I’m going to provide a simple example and explain the benefits (and need). Let’s assume that you have table called “user_table” with one field that is “username”. This table resides in a database called “WebServices”. The below would be a way to execute a parameterized query that searches the table for a specific user, returns a data reader and then iterates over it message boxing the username (in a WinForms app).
Reasons why this is important to you:
' 1.) Create and open the connection, the using will handle the "Dispose" call.
Using conn As New System.Data.SqlClient.SqlConnection("server=localhostSQLExpress;database=WebServices;trusted_connection=yes;")
' 2.) Create a SQL command that's assigned to the connection, again, the using will handle the "Dispose" call when your done.
Using cmd As System.Data.SqlClient.SqlCommand = conn.CreateCommand
' The SQL statement we want to execute with the parameter. @ is the parameter prefix for SQL Server/Express/Compact
cmd.CommandText = "select * from user_table where username=@username"
' We can add this two ways, one where we give the command as much detail about @username as possible
' and one where we just provide a value and the command interprets what it should be
' Method two, specifically create a parameter, doing this is more code but will give you more flexibility especially
' when defining parameters that require precision on numeric values, etc.
' Dim param As New System.Data.SqlClient.SqlParameter("@username", SqlDbType.NVarChar, 100)
' param.Value = "blake"
Dim dr As System.Data.SqlClient.SqlDataReader = cmd.ExecuteReader
' Close the data reader, we always want to do this when we're done.

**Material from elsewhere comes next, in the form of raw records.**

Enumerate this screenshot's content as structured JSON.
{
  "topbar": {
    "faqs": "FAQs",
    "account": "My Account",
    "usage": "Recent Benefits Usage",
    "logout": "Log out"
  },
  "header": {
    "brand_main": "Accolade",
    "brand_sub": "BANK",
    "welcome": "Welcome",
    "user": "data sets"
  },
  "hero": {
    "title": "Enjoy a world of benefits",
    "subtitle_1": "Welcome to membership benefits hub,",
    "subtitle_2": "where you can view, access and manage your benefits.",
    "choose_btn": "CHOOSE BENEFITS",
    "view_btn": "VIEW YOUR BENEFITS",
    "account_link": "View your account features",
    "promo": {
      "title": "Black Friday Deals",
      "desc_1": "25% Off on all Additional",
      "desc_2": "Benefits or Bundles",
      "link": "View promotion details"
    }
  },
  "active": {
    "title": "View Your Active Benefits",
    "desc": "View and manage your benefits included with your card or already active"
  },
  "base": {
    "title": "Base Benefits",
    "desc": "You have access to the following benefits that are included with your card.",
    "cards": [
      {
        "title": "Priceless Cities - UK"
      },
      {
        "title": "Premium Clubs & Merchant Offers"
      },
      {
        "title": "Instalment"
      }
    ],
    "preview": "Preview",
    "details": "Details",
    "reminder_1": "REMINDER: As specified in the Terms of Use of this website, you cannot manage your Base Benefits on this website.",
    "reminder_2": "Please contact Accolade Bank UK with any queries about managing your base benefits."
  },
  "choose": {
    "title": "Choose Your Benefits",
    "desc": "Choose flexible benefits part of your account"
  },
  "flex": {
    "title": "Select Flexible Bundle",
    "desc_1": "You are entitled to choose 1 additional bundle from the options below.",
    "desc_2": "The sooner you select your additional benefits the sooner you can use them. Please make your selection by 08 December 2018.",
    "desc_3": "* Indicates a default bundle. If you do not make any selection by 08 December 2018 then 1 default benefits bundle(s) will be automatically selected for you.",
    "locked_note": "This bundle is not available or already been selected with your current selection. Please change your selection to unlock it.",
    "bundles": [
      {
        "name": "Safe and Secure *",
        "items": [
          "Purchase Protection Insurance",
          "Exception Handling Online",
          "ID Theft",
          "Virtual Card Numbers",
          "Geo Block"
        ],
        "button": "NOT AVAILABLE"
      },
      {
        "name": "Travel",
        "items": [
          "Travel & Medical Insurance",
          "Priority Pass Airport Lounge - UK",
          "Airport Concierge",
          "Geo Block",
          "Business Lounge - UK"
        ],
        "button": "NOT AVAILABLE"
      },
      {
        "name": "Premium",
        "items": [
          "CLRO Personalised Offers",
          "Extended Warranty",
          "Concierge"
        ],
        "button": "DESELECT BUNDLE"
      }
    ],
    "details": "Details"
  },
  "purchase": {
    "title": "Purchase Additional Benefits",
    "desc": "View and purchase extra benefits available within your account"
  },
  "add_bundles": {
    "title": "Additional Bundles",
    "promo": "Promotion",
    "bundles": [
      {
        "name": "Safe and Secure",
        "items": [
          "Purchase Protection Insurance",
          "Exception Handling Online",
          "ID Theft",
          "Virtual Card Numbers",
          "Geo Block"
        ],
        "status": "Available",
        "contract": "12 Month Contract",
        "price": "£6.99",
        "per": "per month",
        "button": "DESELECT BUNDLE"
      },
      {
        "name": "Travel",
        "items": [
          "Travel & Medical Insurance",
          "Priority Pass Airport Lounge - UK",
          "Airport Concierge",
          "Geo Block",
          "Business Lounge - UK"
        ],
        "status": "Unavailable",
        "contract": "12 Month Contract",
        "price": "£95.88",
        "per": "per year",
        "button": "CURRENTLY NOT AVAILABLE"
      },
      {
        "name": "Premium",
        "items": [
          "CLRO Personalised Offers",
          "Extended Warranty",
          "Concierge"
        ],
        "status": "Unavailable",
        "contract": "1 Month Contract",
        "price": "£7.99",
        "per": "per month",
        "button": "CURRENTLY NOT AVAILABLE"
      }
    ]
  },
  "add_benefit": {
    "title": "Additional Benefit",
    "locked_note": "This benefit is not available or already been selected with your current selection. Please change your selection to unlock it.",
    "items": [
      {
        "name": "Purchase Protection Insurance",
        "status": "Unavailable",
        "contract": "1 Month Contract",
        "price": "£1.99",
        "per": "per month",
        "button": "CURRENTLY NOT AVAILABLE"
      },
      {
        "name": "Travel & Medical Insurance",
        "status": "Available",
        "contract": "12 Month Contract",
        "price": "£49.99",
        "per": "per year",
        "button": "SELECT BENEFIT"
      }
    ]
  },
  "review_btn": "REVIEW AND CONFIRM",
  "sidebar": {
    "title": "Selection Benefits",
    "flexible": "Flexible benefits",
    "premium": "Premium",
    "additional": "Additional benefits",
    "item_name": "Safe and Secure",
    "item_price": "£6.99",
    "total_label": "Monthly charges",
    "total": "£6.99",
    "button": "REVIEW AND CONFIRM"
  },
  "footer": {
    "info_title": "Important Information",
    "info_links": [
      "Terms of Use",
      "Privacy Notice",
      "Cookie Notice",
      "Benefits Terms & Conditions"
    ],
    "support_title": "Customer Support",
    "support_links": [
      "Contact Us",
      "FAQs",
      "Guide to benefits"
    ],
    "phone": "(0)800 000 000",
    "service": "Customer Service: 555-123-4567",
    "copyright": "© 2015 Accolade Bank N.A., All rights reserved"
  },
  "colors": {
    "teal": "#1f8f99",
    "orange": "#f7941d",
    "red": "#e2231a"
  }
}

The prefix of a parameter with SQL Server is @. This may change depending on what provider you use (for instance, MySql uses a ?).